• _What the exercise asks_
For this exercise, output every line of the data as it stands.

Entries taken from a collection
____

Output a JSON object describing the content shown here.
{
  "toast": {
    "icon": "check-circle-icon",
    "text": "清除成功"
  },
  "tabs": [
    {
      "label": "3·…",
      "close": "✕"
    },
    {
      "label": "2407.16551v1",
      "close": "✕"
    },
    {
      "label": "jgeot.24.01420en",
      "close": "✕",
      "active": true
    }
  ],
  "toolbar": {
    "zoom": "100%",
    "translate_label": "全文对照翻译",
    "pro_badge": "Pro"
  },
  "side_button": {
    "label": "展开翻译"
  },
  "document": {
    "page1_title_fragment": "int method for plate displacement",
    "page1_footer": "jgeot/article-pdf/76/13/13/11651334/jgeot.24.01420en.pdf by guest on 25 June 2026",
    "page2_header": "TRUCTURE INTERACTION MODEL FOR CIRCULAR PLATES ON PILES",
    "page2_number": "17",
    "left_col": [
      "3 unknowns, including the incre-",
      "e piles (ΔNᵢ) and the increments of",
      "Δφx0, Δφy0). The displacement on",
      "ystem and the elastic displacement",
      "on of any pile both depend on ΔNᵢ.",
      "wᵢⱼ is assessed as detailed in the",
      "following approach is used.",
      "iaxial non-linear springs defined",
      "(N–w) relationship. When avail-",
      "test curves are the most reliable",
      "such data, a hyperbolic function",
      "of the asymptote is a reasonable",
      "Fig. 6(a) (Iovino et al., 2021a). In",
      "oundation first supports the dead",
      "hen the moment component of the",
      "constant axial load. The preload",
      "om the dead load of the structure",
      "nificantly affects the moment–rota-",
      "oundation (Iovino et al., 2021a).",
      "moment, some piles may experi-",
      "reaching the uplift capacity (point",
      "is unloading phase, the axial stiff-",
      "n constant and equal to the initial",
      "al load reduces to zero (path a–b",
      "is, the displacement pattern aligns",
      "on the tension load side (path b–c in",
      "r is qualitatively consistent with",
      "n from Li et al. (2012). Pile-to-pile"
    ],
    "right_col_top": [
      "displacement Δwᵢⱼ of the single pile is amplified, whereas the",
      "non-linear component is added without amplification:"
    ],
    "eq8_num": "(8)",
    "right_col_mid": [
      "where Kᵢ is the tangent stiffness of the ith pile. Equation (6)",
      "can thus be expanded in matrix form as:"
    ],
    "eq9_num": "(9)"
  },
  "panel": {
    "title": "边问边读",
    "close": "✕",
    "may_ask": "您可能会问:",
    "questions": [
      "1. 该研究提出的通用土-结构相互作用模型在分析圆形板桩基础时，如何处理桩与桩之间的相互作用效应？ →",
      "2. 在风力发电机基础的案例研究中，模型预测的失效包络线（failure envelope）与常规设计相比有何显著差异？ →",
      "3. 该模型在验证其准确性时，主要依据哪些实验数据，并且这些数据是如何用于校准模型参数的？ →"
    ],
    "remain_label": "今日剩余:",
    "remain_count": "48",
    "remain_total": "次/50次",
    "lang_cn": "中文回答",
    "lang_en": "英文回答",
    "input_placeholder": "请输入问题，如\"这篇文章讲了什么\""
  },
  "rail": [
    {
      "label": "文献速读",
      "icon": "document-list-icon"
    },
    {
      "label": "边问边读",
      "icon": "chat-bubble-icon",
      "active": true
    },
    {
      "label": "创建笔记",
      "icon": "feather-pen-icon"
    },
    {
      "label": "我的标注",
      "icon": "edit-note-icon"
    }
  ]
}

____

• _Result for this task_
Output a JSON object describing the content shown here.
{
  "toast": {
    "icon": "check-circle-icon",
    "text": "清除成功"
  },
  "tabs": [
    {
      "label": "3·…",
      "close": "✕"
    },
    {
      "label": "2407.16551v1",
      "close": "✕"
    },
    {
      "label": "jgeot.24.01420en",
      "close": "✕",
      "active": true
    }
  ],
  "toolbar": {
    "zoom": "100%",
    "translate_label": "全文对照翻译",
    "pro_badge": "Pro"
  },
  "side_button": {
    "label": "展开翻译"
  },
  "document": {
    "page1_title_fragment": "int method for plate displacement",
    "page1_footer": "jgeot/article-pdf/76/13/13/11651334/jgeot.24.01420en.pdf by guest on 25 June 2026",
    "page2_header": "TRUCTURE INTERACTION MODEL FOR CIRCULAR PLATES ON PILES",
    "page2_number": "17",
    "left_col": [
      "3 unknowns, including the incre-",
      "e piles (ΔNᵢ) and the increments of",
      "Δφx0, Δφy0). The displacement on",
      "ystem and the elastic displacement",
      "on of any pile both depend on ΔNᵢ.",
      "wᵢⱼ is assessed as detailed in the",
      "following approach is used.",
      "iaxial non-linear springs defined",
      "(N–w) relationship. When avail-",
      "test curves are the most reliable",
      "such data, a hyperbolic function",
      "of the asymptote is a reasonable",
      "Fig. 6(a) (Iovino et al., 2021a). In",
      "oundation first supports the dead",
      "hen the moment component of the",
      "constant axial load. The preload",
      "om the dead load of the structure",
      "nificantly affects the moment–rota-",
      "oundation (Iovino et al., 2021a).",
      "moment, some piles may experi-",
      "reaching the uplift capacity (point",
      "is unloading phase, the axial stiff-",
      "n constant and equal to the initial",
      "al load reduces to zero (path a–b",
      "is, the displacement pattern aligns",
      "on the tension load side (path b–c in",
      "r is qualitatively consistent with",
      "n from Li et al. (2012). Pile-to-pile"
    ],
    "right_col_top": [
      "displacement Δwᵢⱼ of the single pile is amplified, whereas the",
      "non-linear component is added without amplification:"
    ],
    "eq8_num": "(8)",
    "right_col_mid": [
      "where Kᵢ is the tangent stiffness of the ith pile. Equation (6)",
      "can thus be expanded in matrix form as:"
    ],
    "eq9_num": "(9)"
  },
  "panel": {
    "title": "边问边读",
    "close": "✕",
    "may_ask": "您可能会问:",
    "questions": [
      "1. 该研究提出的通用土-结构相互作用模型在分析圆形板桩基础时，如何处理桩与桩之间的相互作用效应？ →",
      "2. 在风力发电机基础的案例研究中，模型预测的失效包络线（failure envelope）与常规设计相比有何显著差异？ →",
      "3. 该模型在验证其准确性时，主要依据哪些实验数据，并且这些数据是如何用于校准模型参数的？ →"
    ],
    "remain_label": "今日剩余:",
    "remain_count": "48",
    "remain_total": "次/50次",
    "lang_cn": "中文回答",
    "lang_en": "英文回答",
    "input_placeholder": "请输入问题，如\"这篇文章讲了什么\""
  },
  "rail": [
    {
      "label": "文献速读",
      "icon": "document-list-icon"
    },
    {
      "label": "边问边读",
      "icon": "chat-bubble-icon",
      "active": true
    },
    {
      "label": "创建笔记",
      "icon": "feather-pen-icon"
    },
    {
      "label": "我的标注",
      "icon": "edit-note-icon"
    }
  ]
}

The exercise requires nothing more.